• _EXERCISE BRIEF_: A word-for-word copy of the entries is the only acceptable reply.

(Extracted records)
------------------------------------------------
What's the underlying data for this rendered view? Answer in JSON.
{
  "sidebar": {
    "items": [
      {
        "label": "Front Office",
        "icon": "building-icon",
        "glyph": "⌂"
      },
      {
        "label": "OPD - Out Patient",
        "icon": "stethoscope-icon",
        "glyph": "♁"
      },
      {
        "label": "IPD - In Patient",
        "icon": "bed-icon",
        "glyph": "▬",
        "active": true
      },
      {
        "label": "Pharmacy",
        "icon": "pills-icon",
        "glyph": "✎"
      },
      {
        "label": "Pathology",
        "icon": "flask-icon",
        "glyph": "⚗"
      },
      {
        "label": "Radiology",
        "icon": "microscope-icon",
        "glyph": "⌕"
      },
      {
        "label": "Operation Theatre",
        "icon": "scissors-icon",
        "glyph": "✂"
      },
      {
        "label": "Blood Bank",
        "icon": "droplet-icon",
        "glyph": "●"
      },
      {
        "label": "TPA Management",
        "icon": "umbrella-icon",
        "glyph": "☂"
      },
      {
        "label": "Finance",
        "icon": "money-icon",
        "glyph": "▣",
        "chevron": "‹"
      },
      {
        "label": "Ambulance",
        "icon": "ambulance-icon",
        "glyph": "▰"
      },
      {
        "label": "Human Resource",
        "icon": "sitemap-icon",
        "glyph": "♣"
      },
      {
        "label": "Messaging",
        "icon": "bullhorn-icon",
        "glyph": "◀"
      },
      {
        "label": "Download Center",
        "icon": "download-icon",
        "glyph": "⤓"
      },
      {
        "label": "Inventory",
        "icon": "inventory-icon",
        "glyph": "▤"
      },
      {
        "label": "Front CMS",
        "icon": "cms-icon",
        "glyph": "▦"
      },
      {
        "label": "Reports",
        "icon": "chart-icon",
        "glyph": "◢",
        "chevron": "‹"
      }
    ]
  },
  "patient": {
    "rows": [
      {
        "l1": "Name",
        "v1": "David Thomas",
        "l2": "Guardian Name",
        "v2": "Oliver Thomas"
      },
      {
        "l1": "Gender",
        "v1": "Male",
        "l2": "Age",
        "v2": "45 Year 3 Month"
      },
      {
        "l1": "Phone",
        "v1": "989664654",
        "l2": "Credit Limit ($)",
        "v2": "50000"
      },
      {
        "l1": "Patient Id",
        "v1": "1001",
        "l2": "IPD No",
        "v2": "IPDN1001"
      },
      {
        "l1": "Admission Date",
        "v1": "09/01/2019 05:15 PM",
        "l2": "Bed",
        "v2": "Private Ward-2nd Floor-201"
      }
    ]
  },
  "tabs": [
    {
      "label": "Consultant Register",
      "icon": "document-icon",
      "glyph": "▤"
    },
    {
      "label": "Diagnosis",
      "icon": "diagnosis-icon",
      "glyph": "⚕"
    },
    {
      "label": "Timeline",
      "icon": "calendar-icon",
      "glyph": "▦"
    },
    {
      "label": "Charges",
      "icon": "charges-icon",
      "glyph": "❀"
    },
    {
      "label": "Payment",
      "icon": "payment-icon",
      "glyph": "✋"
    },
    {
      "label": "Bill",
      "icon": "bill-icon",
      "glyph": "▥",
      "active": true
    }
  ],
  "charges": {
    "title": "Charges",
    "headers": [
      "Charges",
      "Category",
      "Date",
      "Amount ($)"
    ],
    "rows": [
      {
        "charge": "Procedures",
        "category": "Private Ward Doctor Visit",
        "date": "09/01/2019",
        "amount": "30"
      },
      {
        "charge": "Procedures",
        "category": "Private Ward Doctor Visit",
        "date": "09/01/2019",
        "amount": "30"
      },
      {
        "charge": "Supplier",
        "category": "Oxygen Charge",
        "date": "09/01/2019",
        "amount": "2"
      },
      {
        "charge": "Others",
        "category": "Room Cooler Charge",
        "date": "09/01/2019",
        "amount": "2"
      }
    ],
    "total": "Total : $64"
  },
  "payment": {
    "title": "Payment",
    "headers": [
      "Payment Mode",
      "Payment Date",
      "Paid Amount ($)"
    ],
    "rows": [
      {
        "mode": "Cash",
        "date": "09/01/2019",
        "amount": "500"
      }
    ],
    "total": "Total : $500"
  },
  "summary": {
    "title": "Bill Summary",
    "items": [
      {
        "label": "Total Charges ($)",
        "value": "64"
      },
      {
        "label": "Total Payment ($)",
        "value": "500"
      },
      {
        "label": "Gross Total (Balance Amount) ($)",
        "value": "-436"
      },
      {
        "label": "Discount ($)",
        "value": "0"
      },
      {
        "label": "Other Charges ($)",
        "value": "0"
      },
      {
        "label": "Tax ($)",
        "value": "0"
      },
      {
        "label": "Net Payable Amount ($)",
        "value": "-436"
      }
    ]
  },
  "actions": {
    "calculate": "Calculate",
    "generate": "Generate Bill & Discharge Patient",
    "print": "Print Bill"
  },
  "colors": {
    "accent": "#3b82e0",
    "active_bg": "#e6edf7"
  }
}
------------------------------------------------
• _ANSWER TO THIS EXERCISE_:
What's the underlying data for this rendered view? Answer in JSON.
{
  "sidebar": {
    "items": [
      {
        "label": "Front Office",
        "icon": "building-icon",
        "glyph": "⌂"
      },
      {
        "label": "OPD - Out Patient",
        "icon": "stethoscope-icon",
        "glyph": "♁"
      },
      {
        "label": "IPD - In Patient",
        "icon": "bed-icon",
        "glyph": "▬",
        "active": true
      },
      {
        "label": "Pharmacy",
        "icon": "pills-icon",
        "glyph": "✎"
      },
      {
        "label": "Pathology",
        "icon": "flask-icon",
        "glyph": "⚗"
      },
      {
        "label": "Radiology",
        "icon": "microscope-icon",
        "glyph": "⌕"
      },
      {
        "label": "Operation Theatre",
        "icon": "scissors-icon",
        "glyph": "✂"
      },
      {
        "label": "Blood Bank",
        "icon": "droplet-icon",
        "glyph": "●"
      },
      {
        "label": "TPA Management",
        "icon": "umbrella-icon",
        "glyph": "☂"
      },
      {
        "label": "Finance",
        "icon": "money-icon",
        "glyph": "▣",
        "chevron": "‹"
      },
      {
        "label": "Ambulance",
        "icon": "ambulance-icon",
        "glyph": "▰"
      },
      {
        "label": "Human Resource",
        "icon": "sitemap-icon",
        "glyph": "♣"
      },
      {
        "label": "Messaging",
        "icon": "bullhorn-icon",
        "glyph": "◀"
      },
      {
        "label": "Download Center",
        "icon": "download-icon",
        "glyph": "⤓"
      },
      {
        "label": "Inventory",
        "icon": "inventory-icon",
        "glyph": "▤"
      },
      {
        "label": "Front CMS",
        "icon": "cms-icon",
        "glyph": "▦"
      },
      {
        "label": "Reports",
        "icon": "chart-icon",
        "glyph": "◢",
        "chevron": "‹"
      }
    ]
  },
  "patient": {
    "rows": [
      {
        "l1": "Name",
        "v1": "David Thomas",
        "l2": "Guardian Name",
        "v2": "Oliver Thomas"
      },
      {
        "l1": "Gender",
        "v1": "Male",
        "l2": "Age",
        "v2": "45 Year 3 Month"
      },
      {
        "l1": "Phone",
        "v1": "989664654",
        "l2": "Credit Limit ($)",
        "v2": "50000"
      },
      {
        "l1": "Patient Id",
        "v1": "1001",
        "l2": "IPD No",
        "v2": "IPDN1001"
      },
      {
        "l1": "Admission Date",
        "v1": "09/01/2019 05:15 PM",
        "l2": "Bed",
        "v2": "Private Ward-2nd Floor-201"
      }
    ]
  },
  "tabs": [
    {
      "label": "Consultant Register",
      "icon": "document-icon",
      "glyph": "▤"
    },
    {
      "label": "Diagnosis",
      "icon": "diagnosis-icon",
      "glyph": "⚕"
    },
    {
      "label": "Timeline",
      "icon": "calendar-icon",
      "glyph": "▦"
    },
    {
      "label": "Charges",
      "icon": "charges-icon",
      "glyph": "❀"
    },
    {
      "label": "Payment",
      "icon": "payment-icon",
      "glyph": "✋"
    },
    {
      "label": "Bill",
      "icon": "bill-icon",
      "glyph": "▥",
      "active": true
    }
  ],
  "charges": {
    "title": "Charges",
    "headers": [
      "Charges",
      "Category",
      "Date",
      "Amount ($)"
    ],
    "rows": [
      {
        "charge": "Procedures",
        "category": "Private Ward Doctor Visit",
        "date": "09/01/2019",
        "amount": "30"
      },
      {
        "charge": "Procedures",
        "category": "Private Ward Doctor Visit",
        "date": "09/01/2019",
        "amount": "30"
      },
      {
        "charge": "Supplier",
        "category": "Oxygen Charge",
        "date": "09/01/2019",
        "amount": "2"
      },
      {
        "charge": "Others",
        "category": "Room Cooler Charge",
        "date": "09/01/2019",
        "amount": "2"
      }
    ],
    "total": "Total : $64"
  },
  "payment": {
    "title": "Payment",
    "headers": [
      "Payment Mode",
      "Payment Date",
      "Paid Amount ($)"
    ],
    "rows": [
      {
        "mode": "Cash",
        "date": "09/01/2019",
        "amount": "500"
      }
    ],
    "total": "Total : $500"
  },
  "summary": {
    "title": "Bill Summary",
    "items": [
      {
        "label": "Total Charges ($)",
        "value": "64"
      },
      {
        "label": "Total Payment ($)",
        "value": "500"
      },
      {
        "label": "Gross Total (Balance Amount) ($)",
        "value": "-436"
      },
      {
        "label": "Discount ($)",
        "value": "0"
      },
      {
        "label": "Other Charges ($)",
        "value": "0"
      },
      {
        "label": "Tax ($)",
        "value": "0"
      },
      {
        "label": "Net Payable Amount ($)",
        "value": "-436"
      }
    ]
  },
  "actions": {
    "calculate": "Calculate",
    "generate": "Generate Bill & Discharge Patient",
    "print": "Print Bill"
  },
  "colors": {
    "accent": "#3b82e0",
    "active_bg": "#e6edf7"
  }
}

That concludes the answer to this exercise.